If the financial crisis of 2008 has shown anything, it's that deregulation -- a free-market idea championed by Republicans and Democrats alike -- has exactly the opposite effect of what is promised.

Ultimately, it also proves the primitively atavistic nature of human beings: that altruism is an unnatural societal construct and that self-interest is the natural impulse of the human animal. Take away the rules and, rather than benefiting everyone, it benefits only those in the position to exercise power.

It's like the long-refuted notion of trickle-down economics: Given the opportunity to keep more of their money instead of paying taxes, corporations and businessmen don't use that money to create jobs and send more money downward to those in the lower-income brackets. No, they follow human nature and hoard as much for themselves as possible.

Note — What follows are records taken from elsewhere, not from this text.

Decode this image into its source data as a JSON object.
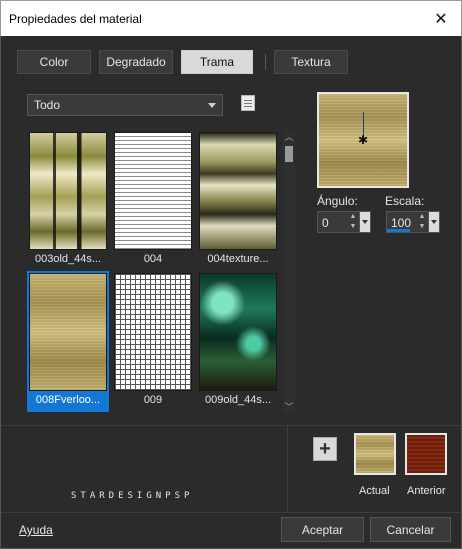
{
  "window": {
    "title": "Propiedades del material",
    "close_glyph": "✕"
  },
  "tabs": [
    {
      "label": "Color"
    },
    {
      "label": "Degradado"
    },
    {
      "label": "Trama",
      "selected": true
    },
    {
      "label": "Textura"
    }
  ],
  "category": {
    "selected": "Todo"
  },
  "patterns": [
    {
      "name": "003old_44s...",
      "swatch": "olive-green-photo-strips"
    },
    {
      "name": "004",
      "swatch": "white-grey-horizontal-lines"
    },
    {
      "name": "004texture...",
      "swatch": "pale-olive-texture"
    },
    {
      "name": "008Fverloo...",
      "swatch": "gold-metallic",
      "selected": true
    },
    {
      "name": "009",
      "swatch": "black-white-grid"
    },
    {
      "name": "009old_44s...",
      "swatch": "teal-green-photo"
    }
  ],
  "angle": {
    "label": "Ángulo:",
    "value": "0"
  },
  "scale": {
    "label": "Escala:",
    "value": "100",
    "level_percent": 45
  },
  "watermark": "STARDESIGNPSP",
  "add_button": {
    "glyph": "+"
  },
  "swatches": {
    "actual_label": "Actual",
    "anterior_label": "Anterior"
  },
  "footer": {
    "help": "Ayuda",
    "ok": "Aceptar",
    "cancel": "Cancelar"
  },
  "colors": {
    "selection": "#1377d4",
    "background": "#2b2b2b"
  }
}
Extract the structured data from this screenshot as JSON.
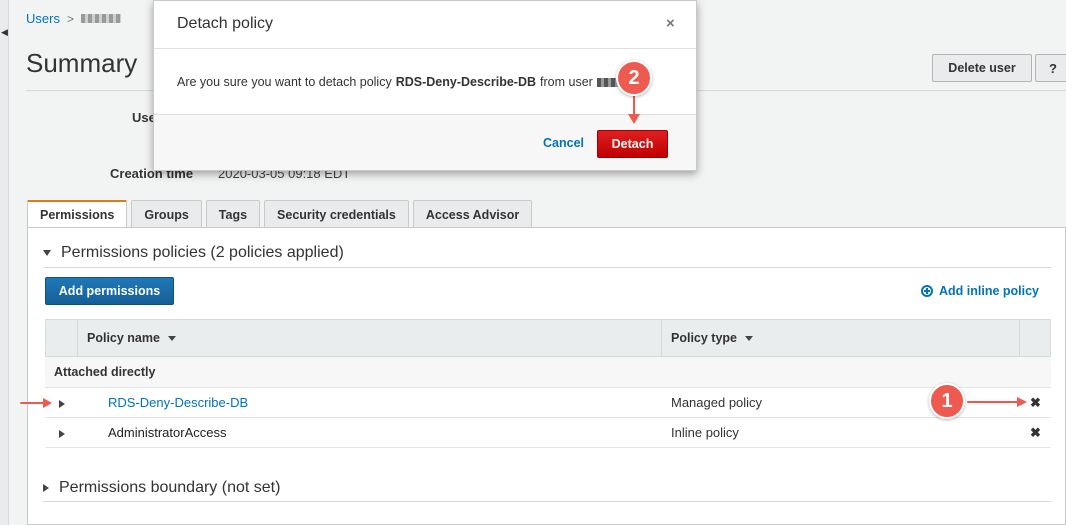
{
  "breadcrumb": {
    "users_link": "Users",
    "separator": ">"
  },
  "page": {
    "title": "Summary"
  },
  "header_buttons": {
    "delete_user": "Delete user",
    "help": "?"
  },
  "summary": {
    "user_label": "User",
    "creation_label": "Creation time",
    "creation_value": "2020-03-05 09:18 EDT"
  },
  "tabs": [
    {
      "label": "Permissions",
      "active": true
    },
    {
      "label": "Groups"
    },
    {
      "label": "Tags"
    },
    {
      "label": "Security credentials"
    },
    {
      "label": "Access Advisor"
    }
  ],
  "permissions": {
    "section_title": "Permissions policies (2 policies applied)",
    "add_permissions": "Add permissions",
    "add_inline_policy": "Add inline policy",
    "table": {
      "col_policy_name": "Policy name",
      "col_policy_type": "Policy type",
      "group_label": "Attached directly",
      "rows": [
        {
          "name": "RDS-Deny-Describe-DB",
          "type": "Managed policy",
          "remove": "✖"
        },
        {
          "name": "AdministratorAccess",
          "type": "Inline policy",
          "remove": "✖"
        }
      ]
    },
    "boundary_title": "Permissions boundary (not set)"
  },
  "modal": {
    "title": "Detach policy",
    "close": "×",
    "message_prefix": "Are you sure you want to detach policy",
    "policy_name": "RDS-Deny-Describe-DB",
    "message_mid": "from user",
    "message_suffix": "?",
    "cancel": "Cancel",
    "detach": "Detach"
  },
  "annotations": {
    "step1": "1",
    "step2": "2",
    "color": "#ee5a4f"
  }
}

Which brings me to Charles Ferguson's compelling, infuriating and comprehensive documentary, Inside Job. In a little less than two hours, Ferguson shows the roots of the near-collapse of 2008, examines the steps that were taken that brought it about, points fingers (with evidence) at the various corporate and financial sector villains who made it possible and those who benefitted most -- and offers a fairly bleak assessment of what the future may hold under an Obama administration grossly infected with the same players who helped it all happen in the first place.

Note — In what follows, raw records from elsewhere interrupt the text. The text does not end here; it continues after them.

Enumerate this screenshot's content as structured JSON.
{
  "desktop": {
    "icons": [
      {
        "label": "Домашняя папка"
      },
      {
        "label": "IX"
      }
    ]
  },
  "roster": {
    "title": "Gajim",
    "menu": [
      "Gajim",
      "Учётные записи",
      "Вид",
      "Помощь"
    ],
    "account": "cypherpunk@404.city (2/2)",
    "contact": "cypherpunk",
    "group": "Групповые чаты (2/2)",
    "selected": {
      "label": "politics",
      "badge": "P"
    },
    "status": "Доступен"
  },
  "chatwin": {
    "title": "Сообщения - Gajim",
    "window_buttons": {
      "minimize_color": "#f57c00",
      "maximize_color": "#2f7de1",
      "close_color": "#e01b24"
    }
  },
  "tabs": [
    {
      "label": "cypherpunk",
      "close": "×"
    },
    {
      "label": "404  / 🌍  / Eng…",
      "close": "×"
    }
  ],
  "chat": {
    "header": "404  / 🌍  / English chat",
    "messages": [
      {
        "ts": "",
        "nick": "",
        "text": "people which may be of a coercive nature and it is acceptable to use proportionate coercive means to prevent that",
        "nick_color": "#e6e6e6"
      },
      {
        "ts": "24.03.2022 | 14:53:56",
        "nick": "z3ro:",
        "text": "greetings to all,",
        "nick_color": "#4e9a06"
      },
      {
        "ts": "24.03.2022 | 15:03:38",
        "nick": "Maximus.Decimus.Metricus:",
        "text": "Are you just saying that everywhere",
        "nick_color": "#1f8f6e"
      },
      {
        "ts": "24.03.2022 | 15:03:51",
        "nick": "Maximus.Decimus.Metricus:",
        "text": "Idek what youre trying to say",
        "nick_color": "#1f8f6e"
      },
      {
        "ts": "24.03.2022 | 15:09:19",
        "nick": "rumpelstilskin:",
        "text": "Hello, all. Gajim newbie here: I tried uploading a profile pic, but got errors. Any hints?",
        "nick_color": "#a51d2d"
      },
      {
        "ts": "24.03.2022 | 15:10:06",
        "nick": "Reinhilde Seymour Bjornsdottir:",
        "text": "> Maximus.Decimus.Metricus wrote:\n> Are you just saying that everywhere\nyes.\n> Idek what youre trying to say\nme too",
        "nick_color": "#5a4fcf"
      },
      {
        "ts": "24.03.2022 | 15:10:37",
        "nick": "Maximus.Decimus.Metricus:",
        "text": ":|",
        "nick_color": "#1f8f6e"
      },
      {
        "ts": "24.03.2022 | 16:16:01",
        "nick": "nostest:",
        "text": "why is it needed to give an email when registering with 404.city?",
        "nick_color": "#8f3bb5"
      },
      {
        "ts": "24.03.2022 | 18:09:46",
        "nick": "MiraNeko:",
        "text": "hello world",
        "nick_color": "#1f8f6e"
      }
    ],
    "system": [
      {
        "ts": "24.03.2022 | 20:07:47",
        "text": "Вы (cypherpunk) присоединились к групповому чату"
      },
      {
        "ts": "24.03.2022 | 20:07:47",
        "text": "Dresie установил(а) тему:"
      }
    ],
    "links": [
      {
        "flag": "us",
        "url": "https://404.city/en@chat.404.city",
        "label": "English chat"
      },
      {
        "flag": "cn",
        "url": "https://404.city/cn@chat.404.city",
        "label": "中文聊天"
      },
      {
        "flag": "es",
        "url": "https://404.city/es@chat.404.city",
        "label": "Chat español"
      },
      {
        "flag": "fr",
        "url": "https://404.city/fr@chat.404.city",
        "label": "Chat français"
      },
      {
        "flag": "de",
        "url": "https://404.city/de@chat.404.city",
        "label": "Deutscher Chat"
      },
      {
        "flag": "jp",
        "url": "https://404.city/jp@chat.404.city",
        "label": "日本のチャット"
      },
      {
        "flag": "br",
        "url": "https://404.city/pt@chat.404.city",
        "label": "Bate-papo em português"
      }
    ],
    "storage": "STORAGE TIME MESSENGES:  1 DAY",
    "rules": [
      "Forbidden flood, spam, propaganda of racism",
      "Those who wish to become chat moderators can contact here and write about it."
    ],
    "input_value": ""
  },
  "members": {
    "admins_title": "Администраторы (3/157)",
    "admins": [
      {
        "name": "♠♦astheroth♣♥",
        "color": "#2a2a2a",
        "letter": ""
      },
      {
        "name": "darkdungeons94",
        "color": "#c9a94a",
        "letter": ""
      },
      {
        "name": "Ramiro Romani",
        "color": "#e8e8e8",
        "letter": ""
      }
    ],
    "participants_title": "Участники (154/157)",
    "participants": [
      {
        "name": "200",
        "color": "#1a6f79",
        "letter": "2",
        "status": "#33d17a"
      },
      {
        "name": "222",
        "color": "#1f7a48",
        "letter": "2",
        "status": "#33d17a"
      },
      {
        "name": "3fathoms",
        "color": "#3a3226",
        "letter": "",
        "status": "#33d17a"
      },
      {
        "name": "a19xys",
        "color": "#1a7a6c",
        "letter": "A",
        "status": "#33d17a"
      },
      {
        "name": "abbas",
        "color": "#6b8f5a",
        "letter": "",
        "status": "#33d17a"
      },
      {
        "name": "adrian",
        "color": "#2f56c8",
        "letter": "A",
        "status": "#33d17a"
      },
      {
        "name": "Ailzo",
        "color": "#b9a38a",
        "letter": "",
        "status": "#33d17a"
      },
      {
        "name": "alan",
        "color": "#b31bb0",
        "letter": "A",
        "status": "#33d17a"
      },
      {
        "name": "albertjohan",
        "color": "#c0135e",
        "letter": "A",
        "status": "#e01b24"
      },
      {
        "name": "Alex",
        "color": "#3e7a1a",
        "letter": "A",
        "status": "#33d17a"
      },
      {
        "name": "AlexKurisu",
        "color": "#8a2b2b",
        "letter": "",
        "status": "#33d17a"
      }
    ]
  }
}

Ferguson's film is the best kind of lecture: one that lays out his thesis, then offers more evidence than you've seen previously to support and bolster his argument. Like the best of these films -- whether it's the flamboyant work of Michael Moore or the careful examination of An Inconvenient Truth -- Inside Job explains complex ideas with a clarity and skill that make them comprehensible to anyone willing to pay attention. But Ferguson does it in a way that doesn't dumb things down to the point of being simplistic.

The key fact comes early: that, under the Reagan administration, financial restraints and regulations -- which had prevented any serious financial crises since Glass-Steagall was enacted after the start of the Great Depression -- were swept away in a flurry of misguided (or, more accurately, perfectly guided) attempts to give business (particularly the financial sector) a freer hand.

But when your main product is the production of profit -- as opposed to the manufacture of goods -- and most of the rules have been removed, what's to keep greed from giving way to malfeasance? As Ferguson shows over and over, the financial-services sector metastasized like a cancer on the economy, creating complex and dangerous financial instruments to fatten the bottom line without paying attention to the risk to the individual investor or bank customer.